=== Begin Enclosure ===

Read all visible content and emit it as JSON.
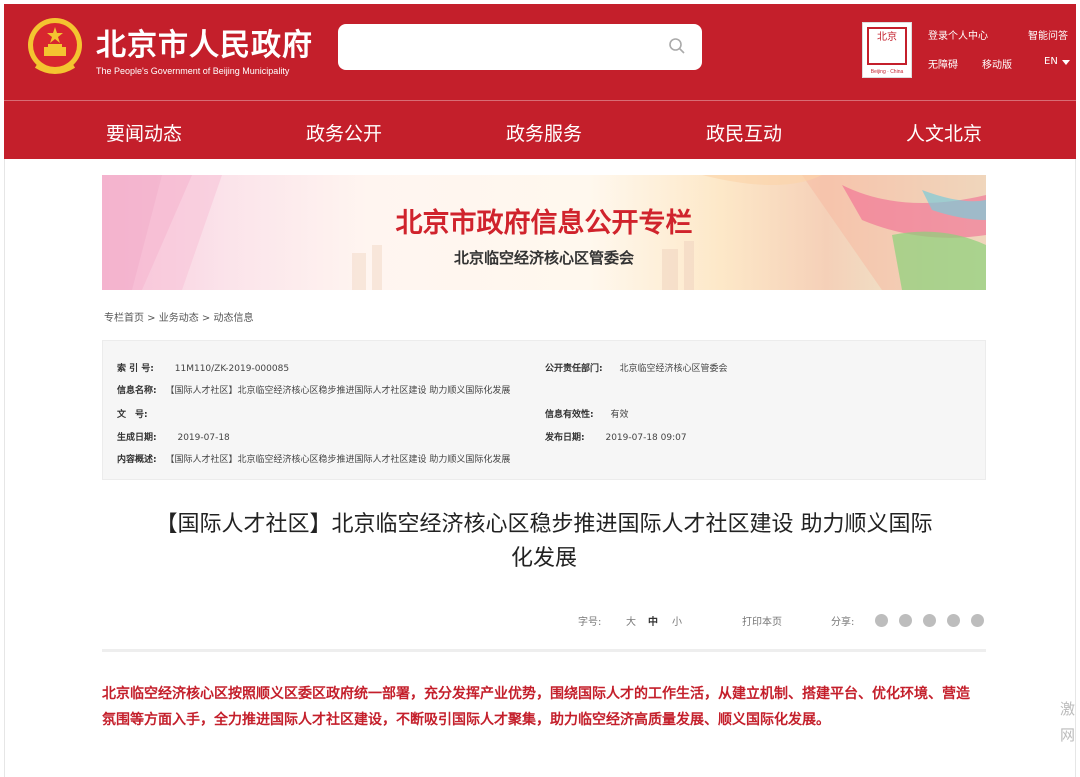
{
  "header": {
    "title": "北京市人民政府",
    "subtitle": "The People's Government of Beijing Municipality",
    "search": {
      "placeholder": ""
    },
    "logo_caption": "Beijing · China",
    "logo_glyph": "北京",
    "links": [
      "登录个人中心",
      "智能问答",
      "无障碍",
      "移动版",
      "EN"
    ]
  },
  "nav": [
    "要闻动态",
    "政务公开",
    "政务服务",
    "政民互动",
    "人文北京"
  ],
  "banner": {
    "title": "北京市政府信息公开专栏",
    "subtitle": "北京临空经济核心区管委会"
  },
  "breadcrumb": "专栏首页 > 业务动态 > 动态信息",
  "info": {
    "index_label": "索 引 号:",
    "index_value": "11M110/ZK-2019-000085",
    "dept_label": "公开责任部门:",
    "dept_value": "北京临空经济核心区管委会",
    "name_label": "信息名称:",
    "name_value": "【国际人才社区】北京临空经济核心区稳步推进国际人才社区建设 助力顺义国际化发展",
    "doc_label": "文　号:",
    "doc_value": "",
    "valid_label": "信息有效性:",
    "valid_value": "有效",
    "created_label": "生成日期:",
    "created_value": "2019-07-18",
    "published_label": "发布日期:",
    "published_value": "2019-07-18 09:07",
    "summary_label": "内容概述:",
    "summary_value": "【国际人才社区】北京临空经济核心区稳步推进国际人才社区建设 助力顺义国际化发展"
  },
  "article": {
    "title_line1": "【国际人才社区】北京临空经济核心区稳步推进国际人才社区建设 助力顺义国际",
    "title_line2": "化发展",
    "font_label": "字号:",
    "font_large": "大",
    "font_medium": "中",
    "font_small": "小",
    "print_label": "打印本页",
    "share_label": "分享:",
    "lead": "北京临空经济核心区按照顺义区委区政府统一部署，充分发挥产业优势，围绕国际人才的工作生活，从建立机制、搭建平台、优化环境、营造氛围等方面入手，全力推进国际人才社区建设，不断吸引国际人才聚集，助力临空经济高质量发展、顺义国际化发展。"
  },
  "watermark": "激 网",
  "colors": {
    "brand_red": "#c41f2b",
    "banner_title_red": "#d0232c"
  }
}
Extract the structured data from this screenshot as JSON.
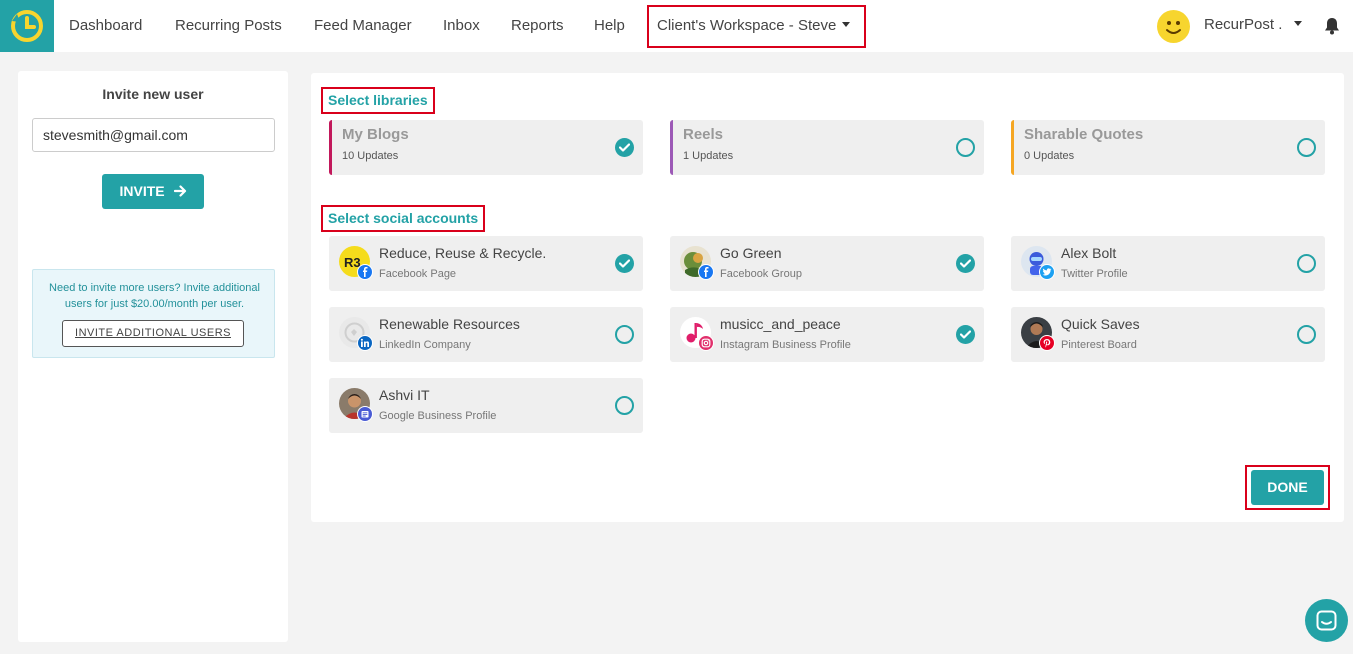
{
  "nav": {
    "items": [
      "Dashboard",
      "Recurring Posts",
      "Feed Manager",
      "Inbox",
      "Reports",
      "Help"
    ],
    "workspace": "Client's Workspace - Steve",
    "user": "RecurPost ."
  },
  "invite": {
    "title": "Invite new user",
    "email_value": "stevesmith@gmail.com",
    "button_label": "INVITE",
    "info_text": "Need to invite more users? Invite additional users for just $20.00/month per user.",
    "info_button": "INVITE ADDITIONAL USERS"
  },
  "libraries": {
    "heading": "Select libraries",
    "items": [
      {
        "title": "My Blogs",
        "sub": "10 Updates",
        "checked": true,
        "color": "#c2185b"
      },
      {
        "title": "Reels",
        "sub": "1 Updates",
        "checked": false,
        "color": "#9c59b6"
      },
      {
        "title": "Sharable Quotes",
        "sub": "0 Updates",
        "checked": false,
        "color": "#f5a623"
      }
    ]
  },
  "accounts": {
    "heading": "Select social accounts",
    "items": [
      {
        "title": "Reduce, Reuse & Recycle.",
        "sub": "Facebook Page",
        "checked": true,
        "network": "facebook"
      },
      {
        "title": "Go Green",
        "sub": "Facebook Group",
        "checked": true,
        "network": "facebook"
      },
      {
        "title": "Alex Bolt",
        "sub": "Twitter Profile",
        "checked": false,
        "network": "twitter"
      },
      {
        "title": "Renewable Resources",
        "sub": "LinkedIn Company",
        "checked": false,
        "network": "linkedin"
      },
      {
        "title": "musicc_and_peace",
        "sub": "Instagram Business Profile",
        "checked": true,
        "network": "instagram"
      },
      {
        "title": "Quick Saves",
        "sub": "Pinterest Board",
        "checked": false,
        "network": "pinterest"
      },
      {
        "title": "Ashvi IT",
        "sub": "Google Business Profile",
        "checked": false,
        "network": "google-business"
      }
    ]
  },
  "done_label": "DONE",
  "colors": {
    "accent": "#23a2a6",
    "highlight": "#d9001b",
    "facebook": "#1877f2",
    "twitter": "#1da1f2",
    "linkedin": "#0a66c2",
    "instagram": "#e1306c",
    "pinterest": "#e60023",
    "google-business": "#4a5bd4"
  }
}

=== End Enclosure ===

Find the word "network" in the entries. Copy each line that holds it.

        "network": "facebook"
        "network": "facebook"
        "network": "twitter"
        "network": "linkedin"
        "network": "instagram"
        "network": "pinterest"
        "network": "google-business"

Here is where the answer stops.